In church today, the worship team began singing, “Our God,” by Chris Tomlin.
Here’s part of the chorus:
Our God is greater, our God is stronger
God You are higher than any other
Our God is Healer, awesome in power
Our God, Our GodAnd if Our God is for us, then who could ever stop us?
And if our God is with us, then what can stand against?
Ethan was a courageous 13 year old boy who died only two days ago after his four year battle with cancer. And Kylie is a 2 year old precious baby girl who has just relapsed, and her doctors have given up.
My arms fell down, and I couldn’t stop the tears from falling.
It is so easy for us to stand in church and worship when there is joy in our hearts. It’s so easy for us to clap along to the songs about how good our God is in those moments. And it’s so easy to listen to the pastor share about how we are created in God’s image and for us to be inspired to love more and love deeper when all is well.
But you know what makes that hard?
When you lose your teenager who had a dream to play baseball and continually whispered to his mama during his last few days of life how much he loved her. Or when you are told that your two year old baby girl probably won’t live to see her third birthday!
As the congregation continued to worship and I kept hearing voices singing out to Him, all that kept going through my head was…”Could I hold my hands high in worship if I was in those circumstances?”
I don’t think I could.
When Kicker was first diagnosed, I felt this deep anger towards God. I found myself constantly questioning how could HE let this happen. And it took at least a few months for me to begin talking to Him again, trusting Him and crying out to Him. And now, it is almost 10 months from when Kicker was first diagnosed, and I am confident in the Lord’s calling for our family. I am confident He will heal my son. There is a peace and joy in my soul as I have seen the incredible healing that has taken place. And it is now ‘easy’ for me to raise my hands in worship!
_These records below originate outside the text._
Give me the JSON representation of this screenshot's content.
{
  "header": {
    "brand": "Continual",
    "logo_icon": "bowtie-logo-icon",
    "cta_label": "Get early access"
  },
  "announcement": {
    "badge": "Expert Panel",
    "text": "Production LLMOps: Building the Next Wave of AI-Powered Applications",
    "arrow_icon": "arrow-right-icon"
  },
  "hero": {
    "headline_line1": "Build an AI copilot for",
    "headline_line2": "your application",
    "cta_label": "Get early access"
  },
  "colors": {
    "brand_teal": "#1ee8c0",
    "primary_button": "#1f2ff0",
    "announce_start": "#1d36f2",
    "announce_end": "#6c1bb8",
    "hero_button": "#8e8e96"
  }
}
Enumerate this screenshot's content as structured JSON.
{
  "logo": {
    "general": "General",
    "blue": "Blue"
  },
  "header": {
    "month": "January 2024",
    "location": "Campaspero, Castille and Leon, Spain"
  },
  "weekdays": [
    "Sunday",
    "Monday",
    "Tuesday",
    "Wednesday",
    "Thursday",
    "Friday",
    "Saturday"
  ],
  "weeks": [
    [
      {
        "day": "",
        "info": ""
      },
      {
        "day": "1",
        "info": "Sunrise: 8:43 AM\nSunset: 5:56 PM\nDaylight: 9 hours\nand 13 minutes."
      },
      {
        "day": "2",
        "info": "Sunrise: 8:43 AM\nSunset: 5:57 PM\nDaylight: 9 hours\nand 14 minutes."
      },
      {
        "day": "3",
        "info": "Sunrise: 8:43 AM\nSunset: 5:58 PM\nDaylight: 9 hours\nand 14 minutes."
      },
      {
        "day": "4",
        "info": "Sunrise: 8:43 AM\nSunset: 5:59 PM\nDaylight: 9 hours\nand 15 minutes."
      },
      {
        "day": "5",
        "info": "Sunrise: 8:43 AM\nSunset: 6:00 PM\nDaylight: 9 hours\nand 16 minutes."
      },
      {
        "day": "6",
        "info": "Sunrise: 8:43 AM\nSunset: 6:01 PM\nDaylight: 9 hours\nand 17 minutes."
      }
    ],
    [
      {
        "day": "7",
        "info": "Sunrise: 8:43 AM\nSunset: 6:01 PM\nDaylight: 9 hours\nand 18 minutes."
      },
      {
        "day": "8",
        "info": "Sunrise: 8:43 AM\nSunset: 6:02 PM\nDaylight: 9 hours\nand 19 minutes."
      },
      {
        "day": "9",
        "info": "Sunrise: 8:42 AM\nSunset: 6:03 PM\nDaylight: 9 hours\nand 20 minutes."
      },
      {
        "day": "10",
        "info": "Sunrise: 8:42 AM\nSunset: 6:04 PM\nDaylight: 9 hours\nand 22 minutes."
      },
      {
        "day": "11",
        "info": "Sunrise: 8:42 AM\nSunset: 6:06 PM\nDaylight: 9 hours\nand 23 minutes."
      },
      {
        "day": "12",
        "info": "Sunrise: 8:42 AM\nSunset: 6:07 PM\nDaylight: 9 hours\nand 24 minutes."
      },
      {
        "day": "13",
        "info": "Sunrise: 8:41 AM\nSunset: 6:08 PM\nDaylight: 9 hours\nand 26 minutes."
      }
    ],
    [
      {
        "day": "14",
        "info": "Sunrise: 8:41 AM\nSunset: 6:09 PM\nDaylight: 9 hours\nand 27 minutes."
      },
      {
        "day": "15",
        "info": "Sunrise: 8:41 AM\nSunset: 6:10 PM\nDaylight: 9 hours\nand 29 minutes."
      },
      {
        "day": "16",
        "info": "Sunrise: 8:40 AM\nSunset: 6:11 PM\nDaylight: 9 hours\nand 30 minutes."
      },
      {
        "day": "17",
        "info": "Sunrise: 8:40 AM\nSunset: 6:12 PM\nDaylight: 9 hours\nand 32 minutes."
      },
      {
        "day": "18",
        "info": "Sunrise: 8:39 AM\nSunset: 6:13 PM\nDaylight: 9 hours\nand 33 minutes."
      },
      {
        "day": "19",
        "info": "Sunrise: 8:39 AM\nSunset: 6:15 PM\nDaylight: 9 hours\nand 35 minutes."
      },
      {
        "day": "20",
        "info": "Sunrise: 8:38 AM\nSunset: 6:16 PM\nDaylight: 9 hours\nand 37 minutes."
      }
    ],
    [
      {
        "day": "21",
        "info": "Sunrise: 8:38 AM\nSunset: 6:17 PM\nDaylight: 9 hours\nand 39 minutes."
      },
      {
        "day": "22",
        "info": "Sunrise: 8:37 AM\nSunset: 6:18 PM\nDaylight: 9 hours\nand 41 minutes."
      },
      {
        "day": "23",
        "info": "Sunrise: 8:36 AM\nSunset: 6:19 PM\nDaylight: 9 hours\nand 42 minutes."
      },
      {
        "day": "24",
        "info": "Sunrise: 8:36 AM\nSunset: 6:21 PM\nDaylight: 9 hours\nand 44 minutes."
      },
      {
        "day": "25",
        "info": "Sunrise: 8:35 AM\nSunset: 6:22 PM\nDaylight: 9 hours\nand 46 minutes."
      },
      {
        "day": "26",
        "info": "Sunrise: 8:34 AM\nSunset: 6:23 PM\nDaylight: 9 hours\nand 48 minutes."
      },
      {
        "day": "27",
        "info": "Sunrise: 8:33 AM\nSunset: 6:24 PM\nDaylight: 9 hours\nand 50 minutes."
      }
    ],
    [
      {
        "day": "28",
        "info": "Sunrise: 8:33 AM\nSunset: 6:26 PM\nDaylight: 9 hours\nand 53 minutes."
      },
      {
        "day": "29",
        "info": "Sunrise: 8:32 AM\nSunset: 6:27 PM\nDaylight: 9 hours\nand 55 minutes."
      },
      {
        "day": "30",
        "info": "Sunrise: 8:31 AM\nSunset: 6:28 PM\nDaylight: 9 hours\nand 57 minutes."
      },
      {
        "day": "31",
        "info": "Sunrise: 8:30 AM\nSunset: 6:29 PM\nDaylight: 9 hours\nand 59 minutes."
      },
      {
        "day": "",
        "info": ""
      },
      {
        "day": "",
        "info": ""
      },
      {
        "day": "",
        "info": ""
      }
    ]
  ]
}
But, today, I stood there weak and numb. I couldn’t raise my arms if I wanted to. I couldn’t mutter the words to the rest of the song. Instead, I just cried and though about how Ethan firmly stated, “If I do die from this disease, I’m going to kneel before my Savior and hope He says, ‘well done, good and faithful servant’.” Yes, he was only 13, but his faith was unmovable. He knew his maker had a plan for his life.
I want Ethan’s spirit. I want that peace.
So after church, a friend came up and asked, “How are you doing?” And honestly, I wanted to breakdown and fall into her arms. I wanted to tell her how my heart was breaking apart for these children and their parents. I wanted to tell her how unfair it was. And I wanted to ask her why this loving God of ours would let this happen. Instead, I held it together, clenched my jaw, withheld the tears and talked about the busyness and excitement of our upcoming KICKcancER Retreat.
In recent days, I have been asked, “How do you have the time and energy to start a foundation to help other kids? You have so much on your plate!”
Well, I don’t want any more kids to die! And wouldn’t you find the time if you knew there was something that could possibly help those children who are fighting for their life?
I will do whatever it takes, and I won’t stop. I know that I am not the one who is able to save children’s lives, but I do know that God can use me to share His truth about how to help these babies heal…and I sure as hell am going to do it!
All this to say, I challenge both you and myself…that in our darkest and deepest pain, will we stand and worship our Savior who IS good? And if we knew that our end was near, could we have faith like Ethan? Could we proclaim, “If I do die from this disease, I’m going to kneel before my Savior and hope He says, ‘well done, good and faithful servant’?”